• _Problem statement_
Work out how many lines in these entries include the string "Protocolo", and give only that figure.

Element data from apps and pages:
_ _ _ _

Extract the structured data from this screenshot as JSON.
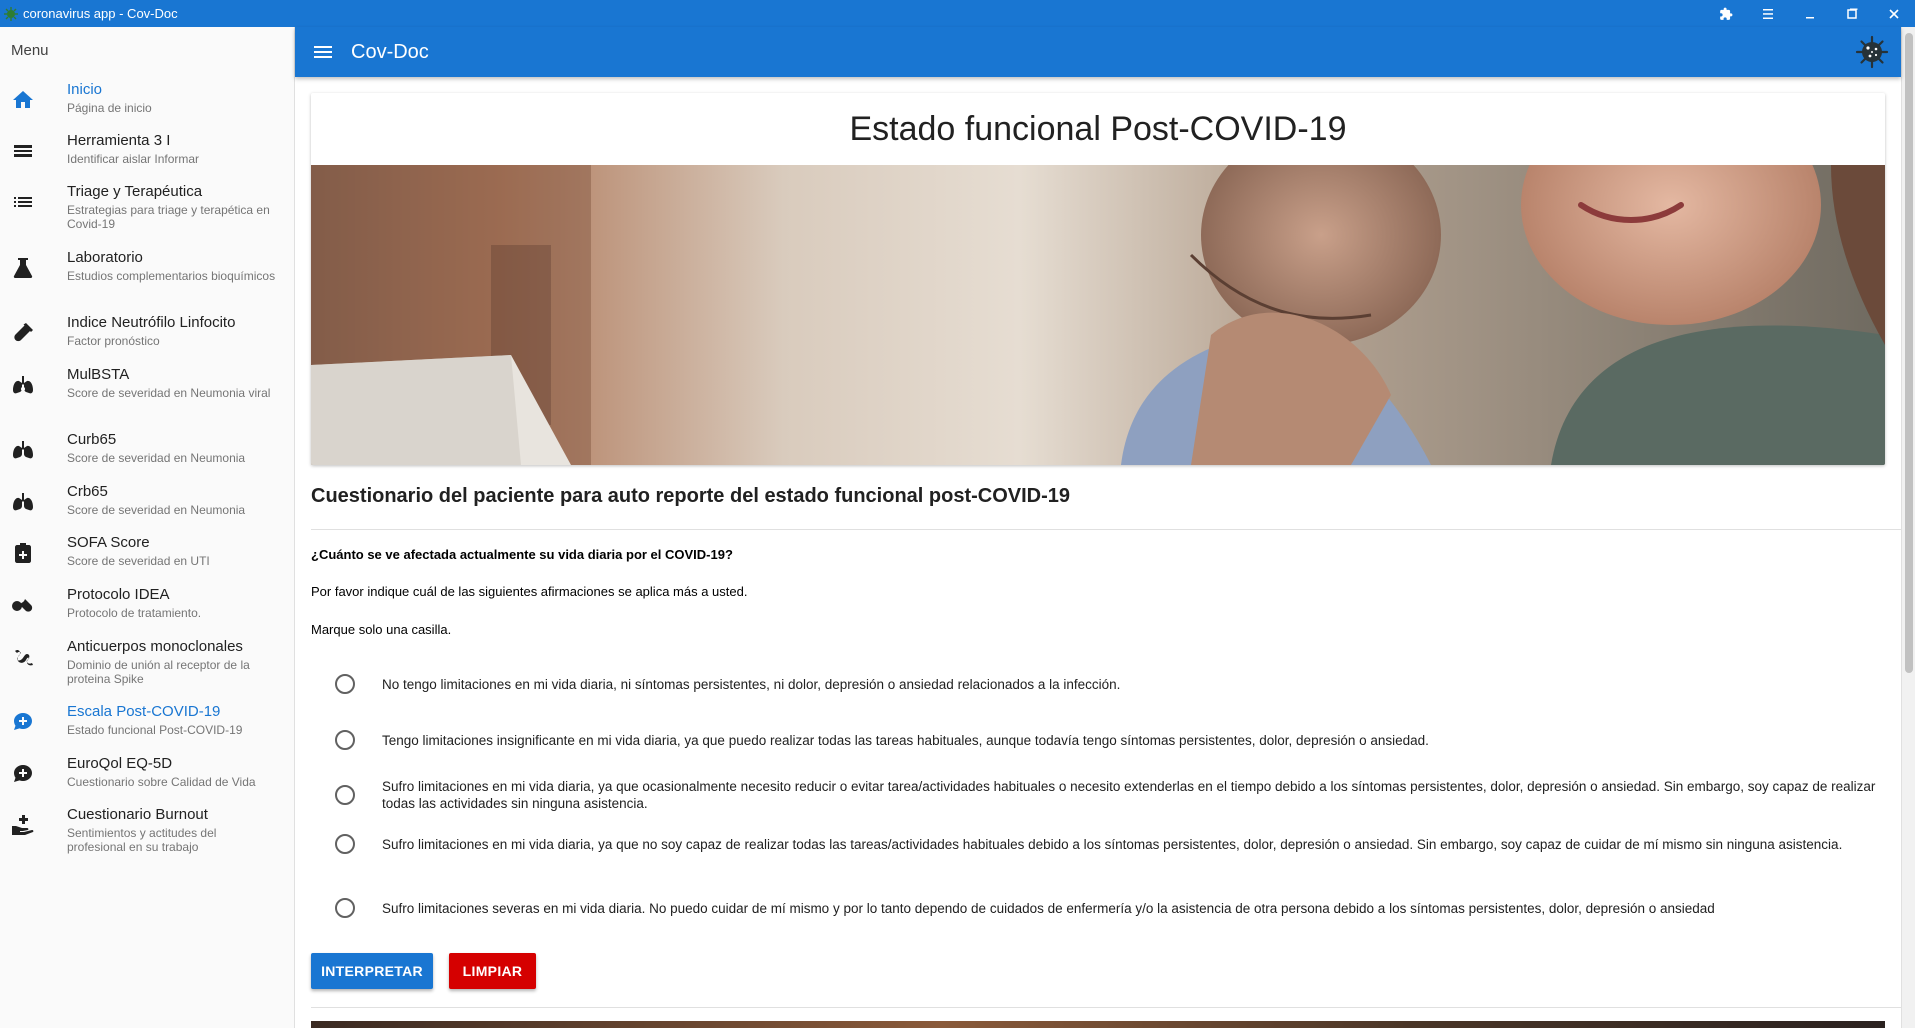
{
  "window": {
    "title": "coronavirus app - Cov-Doc"
  },
  "sidebar": {
    "menu_title": "Menu",
    "items": [
      {
        "label": "Inicio",
        "sub": "Página de inicio",
        "icon": "home-icon",
        "active": true
      },
      {
        "label": "Herramienta 3 I",
        "sub": "Identificar aislar Informar",
        "icon": "list-bars-icon",
        "active": false
      },
      {
        "label": "Triage y Terapéutica",
        "sub": "Estrategias para triage y terapética en Covid-19",
        "icon": "bullet-list-icon",
        "active": false
      },
      {
        "label": "Laboratorio",
        "sub": "Estudios complementarios bioquímicos",
        "icon": "flask-icon",
        "active": false
      },
      {
        "label": "Indice Neutrófilo Linfocito",
        "sub": "Factor pronóstico",
        "icon": "test-tube-icon",
        "active": false
      },
      {
        "label": "MulBSTA",
        "sub": "Score de severidad en Neumonia viral",
        "icon": "lungs-virus-icon",
        "active": false
      },
      {
        "label": "Curb65",
        "sub": "Score de severidad en Neumonia",
        "icon": "lungs-icon",
        "active": false
      },
      {
        "label": "Crb65",
        "sub": "Score de severidad en Neumonia",
        "icon": "lungs-icon",
        "active": false
      },
      {
        "label": "SOFA Score",
        "sub": "Score de severidad en UTI",
        "icon": "medical-clipboard-icon",
        "active": false
      },
      {
        "label": "Protocolo IDEA",
        "sub": "Protocolo de tratamiento.",
        "icon": "pills-icon",
        "active": false
      },
      {
        "label": "Anticuerpos monoclonales",
        "sub": "Dominio de unión al receptor de la proteina Spike",
        "icon": "molecule-icon",
        "active": false
      },
      {
        "label": "Escala Post-COVID-19",
        "sub": "Estado funcional Post-COVID-19",
        "icon": "chat-plus-icon",
        "active": true
      },
      {
        "label": "EuroQol EQ-5D",
        "sub": "Cuestionario sobre Calidad de Vida",
        "icon": "chat-plus-icon",
        "active": false
      },
      {
        "label": "Cuestionario Burnout",
        "sub": "Sentimientos y actitudes del profesional en su trabajo",
        "icon": "hand-plus-icon",
        "active": false
      }
    ]
  },
  "appbar": {
    "title": "Cov-Doc"
  },
  "card": {
    "title": "Estado funcional Post-COVID-19"
  },
  "form": {
    "section_title": "Cuestionario del paciente para auto reporte del estado funcional post-COVID-19",
    "question": "¿Cuánto se ve afectada actualmente su vida diaria por el COVID-19?",
    "instruction1": "Por favor indique cuál de las siguientes afirmaciones se aplica más a usted.",
    "instruction2": "Marque solo una casilla.",
    "options": [
      "No tengo limitaciones en mi vida diaria, ni síntomas persistentes, ni dolor, depresión o ansiedad relacionados a la infección.",
      "Tengo limitaciones insignificante en mi vida diaria, ya que puedo realizar todas las tareas habituales, aunque todavía tengo síntomas persistentes, dolor, depresión o ansiedad.",
      "Sufro limitaciones en mi vida diaria, ya que ocasionalmente necesito reducir o evitar tarea/actividades habituales o necesito extenderlas en el tiempo debido a los síntomas persistentes, dolor, depresión o ansiedad. Sin embargo, soy capaz de realizar todas las actividades sin ninguna asistencia.",
      "Sufro limitaciones en mi vida diaria, ya que no soy capaz de realizar todas las tareas/actividades habituales debido a los síntomas persistentes, dolor, depresión o ansiedad. Sin embargo, soy capaz de cuidar de mí mismo sin ninguna asistencia.",
      "Sufro limitaciones severas en mi vida diaria. No puedo cuidar de mí mismo y por lo tanto dependo de cuidados de enfermería y/o la asistencia de otra persona debido a los síntomas persistentes, dolor, depresión o ansiedad"
    ],
    "interpret_label": "INTERPRETAR",
    "clear_label": "LIMPIAR"
  },
  "colors": {
    "primary": "#1976d2",
    "danger": "#d50000"
  }
}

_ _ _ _

• _Result of the exercise_
2